Inspired by the playwright's aunt, born with Down syndrome, the story is a deeply personal one. But more than a tribute to Aunt Amy, the play is a highly polished work that deals with the complex and difficult emotions surrounding the arrival of a baby with Down syndrome.

Alternating back and forth in time, we meet the grown-up siblings and the parents who struggle mightily over Amy's care and treatment. With their marriage on the brink, they decide to send infant Amy away to state-run facilities and she eventually settles into a group home on Long Island where a brash and devoted caregiver provides the stability Amy never knew at home.

The play begins as the older siblings fly in for their father's funeral. Guilt-ridden, they pick up Amy and the caregiver for the long drive to bury their dad in Montauk.

If it all sounds just too grim, there is actually much humor in the play — the organic kind — and director Scott Ellis strikes the ideal balance between pathos and levity.

The performances are all first-rate. Vanessa Aspillaga provides much of the comic relief as a motormouth injecting agita into the already tension-filled road trip. She comes dangerously close to hijacking the play, but thankfully Deborah Monk and Mark Blum as the angst-ridden siblings are the perfect foils. And Diane Davis and Josh McDermitt evoke the fraught impulses of young parents with a disabled child.

But it's Brewer, impeccable as the movie-loving Amy, who steals the spotlight and our hearts. She is an amazing actress able to hold her own opposite the consummate pros. And take note when her understudy Edward Barbanell goes on, the play's title is changed to "Andy and the Orphans."

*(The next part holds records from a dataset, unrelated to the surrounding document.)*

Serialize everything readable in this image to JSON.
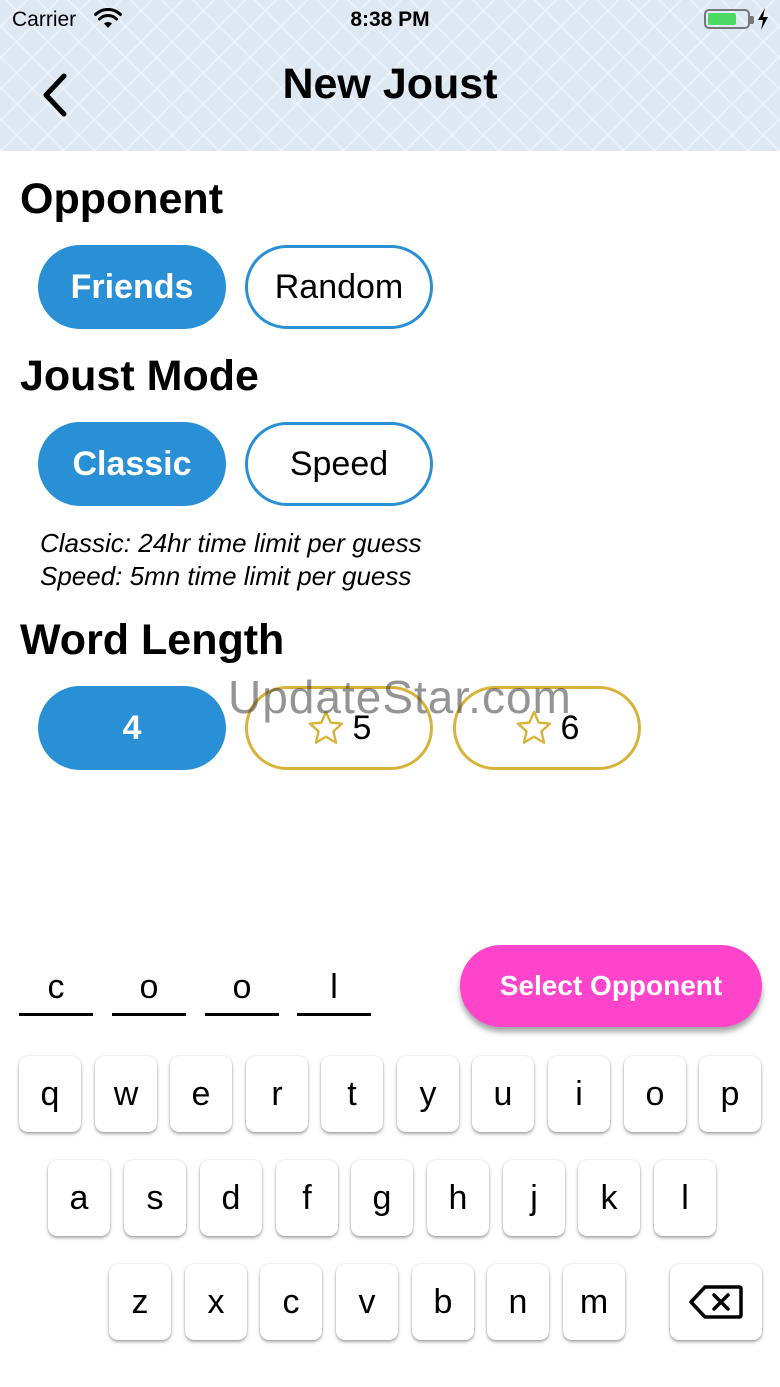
{
  "status_bar": {
    "carrier": "Carrier",
    "time": "8:38 PM"
  },
  "nav": {
    "title": "New Joust"
  },
  "opponent": {
    "title": "Opponent",
    "options": [
      {
        "label": "Friends",
        "selected": true
      },
      {
        "label": "Random",
        "selected": false
      }
    ]
  },
  "joust_mode": {
    "title": "Joust Mode",
    "options": [
      {
        "label": "Classic",
        "selected": true
      },
      {
        "label": "Speed",
        "selected": false
      }
    ],
    "descriptions": [
      "Classic: 24hr time limit per guess",
      "Speed: 5mn time limit per guess"
    ]
  },
  "word_length": {
    "title": "Word Length",
    "options": [
      {
        "label": "4",
        "selected": true,
        "locked": false
      },
      {
        "label": "5",
        "selected": false,
        "locked": true
      },
      {
        "label": "6",
        "selected": false,
        "locked": true
      }
    ]
  },
  "watermark": "UpdateStar.com",
  "word_slots": [
    "c",
    "o",
    "o",
    "l"
  ],
  "select_button": {
    "label": "Select Opponent"
  },
  "keyboard": {
    "row1": [
      "q",
      "w",
      "e",
      "r",
      "t",
      "y",
      "u",
      "i",
      "o",
      "p"
    ],
    "row2": [
      "a",
      "s",
      "d",
      "f",
      "g",
      "h",
      "j",
      "k",
      "l"
    ],
    "row3": [
      "z",
      "x",
      "c",
      "v",
      "b",
      "n",
      "m"
    ],
    "backspace_icon": "backspace-icon"
  },
  "colors": {
    "accent_blue": "#2a90d6",
    "select_pink": "#ff44cc",
    "locked_gold": "#d9b23a",
    "battery_green": "#4cd964"
  }
}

Just consider the cleverness of the play's title. Amy is the only one of the siblings who seems truly fulfilled and at peace. The other two can barely cope as orphans. By the end, it begs the question: Who's the disabled one in that bunch?